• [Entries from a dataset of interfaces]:
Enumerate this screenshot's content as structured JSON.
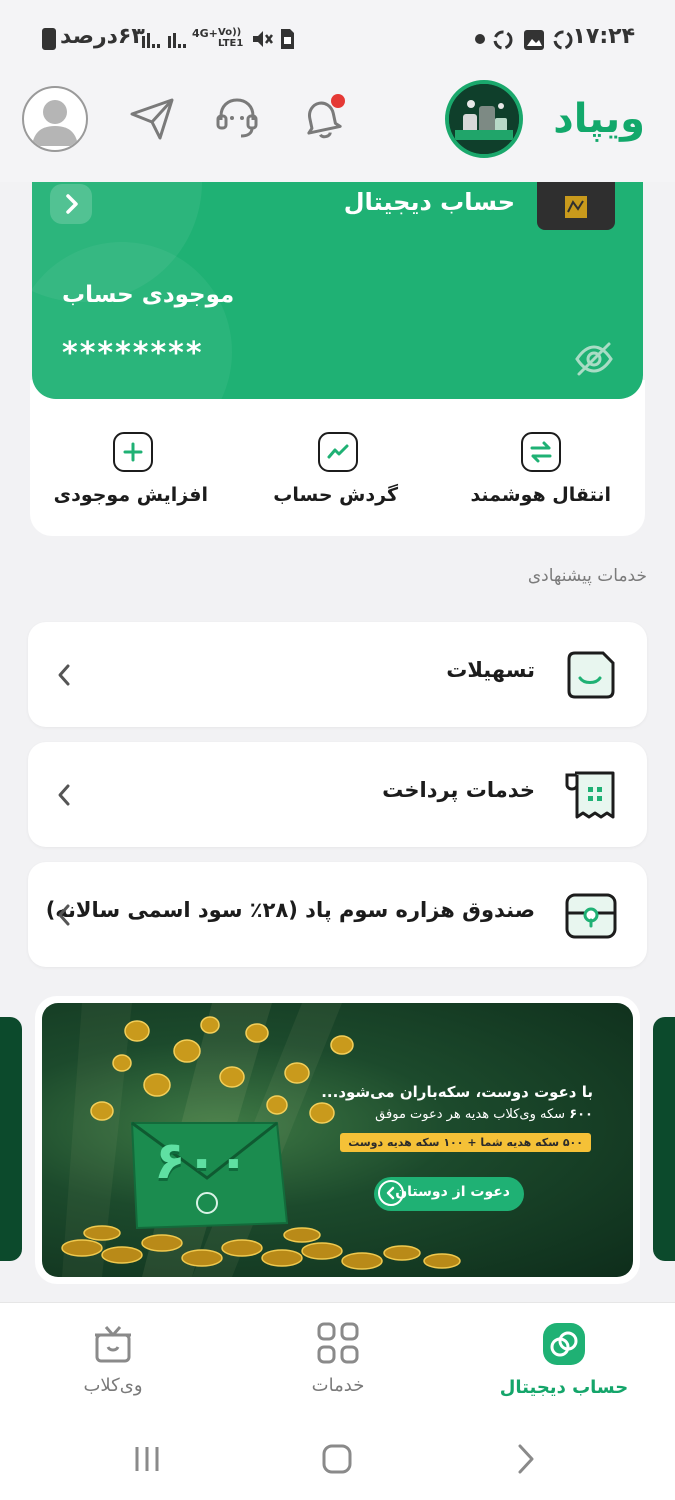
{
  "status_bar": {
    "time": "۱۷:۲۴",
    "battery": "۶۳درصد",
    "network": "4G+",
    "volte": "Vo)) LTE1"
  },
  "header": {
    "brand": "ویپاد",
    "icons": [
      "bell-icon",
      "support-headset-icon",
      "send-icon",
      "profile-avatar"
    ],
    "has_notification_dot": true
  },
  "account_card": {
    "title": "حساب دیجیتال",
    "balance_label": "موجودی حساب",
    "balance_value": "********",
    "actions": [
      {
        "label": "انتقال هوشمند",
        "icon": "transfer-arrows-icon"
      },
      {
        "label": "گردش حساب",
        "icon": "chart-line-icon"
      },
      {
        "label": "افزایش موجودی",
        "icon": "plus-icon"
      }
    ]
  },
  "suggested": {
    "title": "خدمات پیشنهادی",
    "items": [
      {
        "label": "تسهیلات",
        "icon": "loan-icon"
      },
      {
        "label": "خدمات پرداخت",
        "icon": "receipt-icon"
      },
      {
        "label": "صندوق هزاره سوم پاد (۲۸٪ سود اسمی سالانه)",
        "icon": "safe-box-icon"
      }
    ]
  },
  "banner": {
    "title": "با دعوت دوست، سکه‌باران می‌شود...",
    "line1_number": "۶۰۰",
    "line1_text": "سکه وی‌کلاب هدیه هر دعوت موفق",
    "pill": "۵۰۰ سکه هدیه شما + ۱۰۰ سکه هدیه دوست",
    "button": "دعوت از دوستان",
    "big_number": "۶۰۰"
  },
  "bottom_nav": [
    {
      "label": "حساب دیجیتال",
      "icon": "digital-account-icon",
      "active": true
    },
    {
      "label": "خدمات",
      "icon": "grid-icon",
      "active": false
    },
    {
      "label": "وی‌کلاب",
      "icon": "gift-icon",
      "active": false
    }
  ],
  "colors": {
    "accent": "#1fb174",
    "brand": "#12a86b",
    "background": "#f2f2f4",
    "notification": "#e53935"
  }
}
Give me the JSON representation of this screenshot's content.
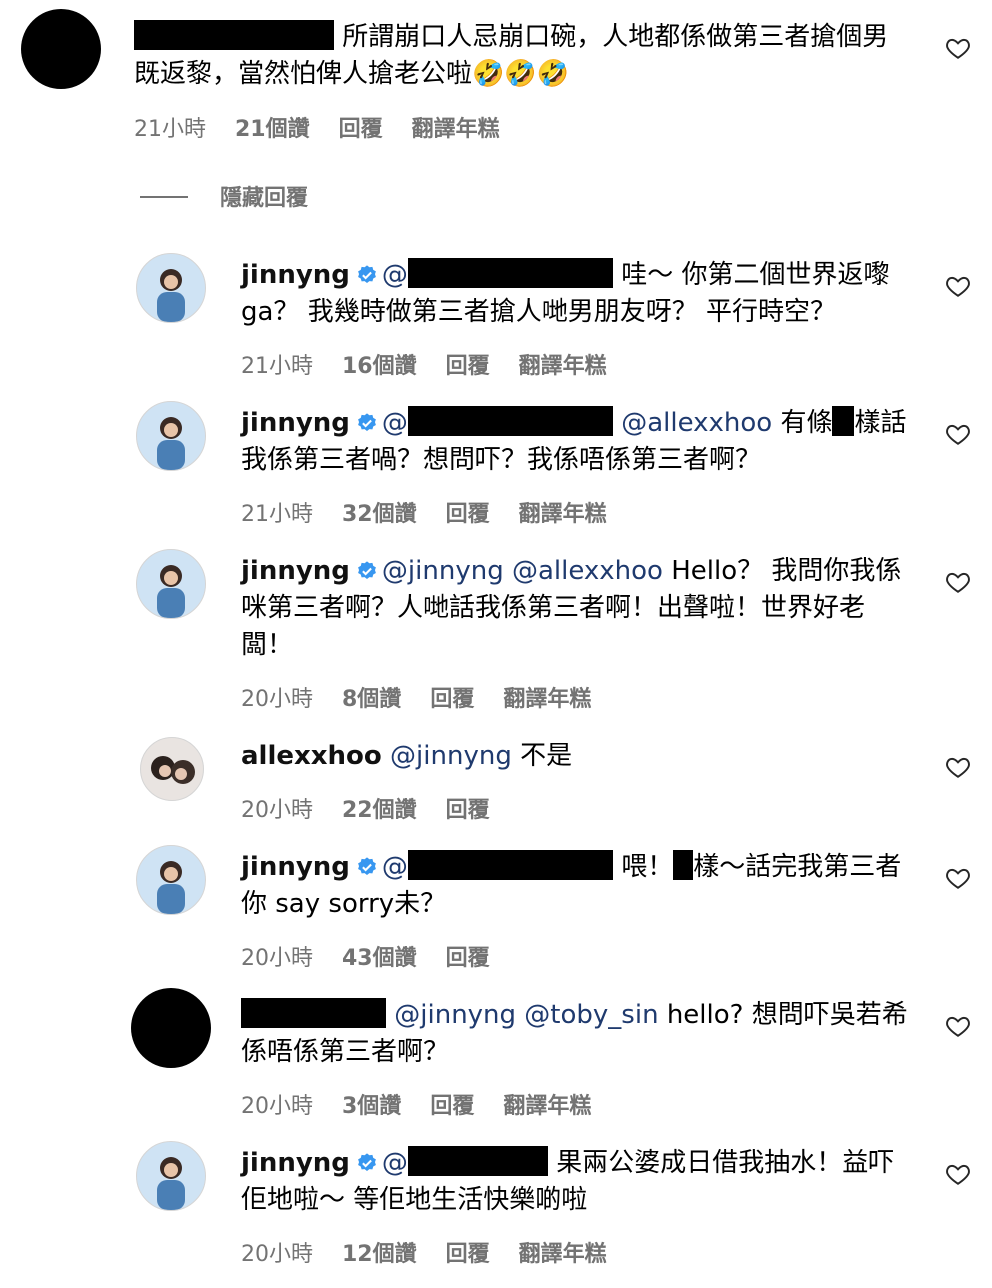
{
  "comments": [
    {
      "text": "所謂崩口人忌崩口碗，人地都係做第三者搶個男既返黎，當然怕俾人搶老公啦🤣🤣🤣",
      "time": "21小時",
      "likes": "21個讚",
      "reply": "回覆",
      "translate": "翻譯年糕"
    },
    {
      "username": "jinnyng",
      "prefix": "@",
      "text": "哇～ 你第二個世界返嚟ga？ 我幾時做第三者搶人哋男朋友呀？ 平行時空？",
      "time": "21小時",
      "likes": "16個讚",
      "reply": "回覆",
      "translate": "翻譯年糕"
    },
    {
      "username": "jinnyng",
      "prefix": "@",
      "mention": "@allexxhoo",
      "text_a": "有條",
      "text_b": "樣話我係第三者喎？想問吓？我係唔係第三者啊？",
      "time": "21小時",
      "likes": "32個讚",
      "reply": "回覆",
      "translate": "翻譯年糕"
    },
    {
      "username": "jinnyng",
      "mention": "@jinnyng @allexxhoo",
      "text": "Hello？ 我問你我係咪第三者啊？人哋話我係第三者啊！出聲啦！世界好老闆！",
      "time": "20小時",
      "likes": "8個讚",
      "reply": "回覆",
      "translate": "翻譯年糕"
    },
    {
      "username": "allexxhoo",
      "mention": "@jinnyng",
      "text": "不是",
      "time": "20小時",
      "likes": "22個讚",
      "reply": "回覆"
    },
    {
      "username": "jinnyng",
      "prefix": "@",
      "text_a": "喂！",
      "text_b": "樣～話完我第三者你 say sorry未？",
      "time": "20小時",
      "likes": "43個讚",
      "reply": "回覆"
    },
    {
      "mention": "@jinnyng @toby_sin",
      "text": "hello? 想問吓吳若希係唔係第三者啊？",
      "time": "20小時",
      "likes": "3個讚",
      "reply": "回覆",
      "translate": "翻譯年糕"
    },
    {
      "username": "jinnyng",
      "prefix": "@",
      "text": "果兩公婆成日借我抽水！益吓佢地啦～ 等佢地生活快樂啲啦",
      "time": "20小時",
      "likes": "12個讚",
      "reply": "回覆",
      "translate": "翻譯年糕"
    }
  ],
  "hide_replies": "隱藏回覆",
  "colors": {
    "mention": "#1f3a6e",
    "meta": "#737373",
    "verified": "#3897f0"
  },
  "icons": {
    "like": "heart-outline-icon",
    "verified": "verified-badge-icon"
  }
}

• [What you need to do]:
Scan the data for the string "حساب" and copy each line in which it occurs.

• [Response box]:
    "title": "حساب دیجیتال",
    "balance_label": "موجودی حساب",
        "label": "گردش حساب",
      "label": "حساب دیجیتال",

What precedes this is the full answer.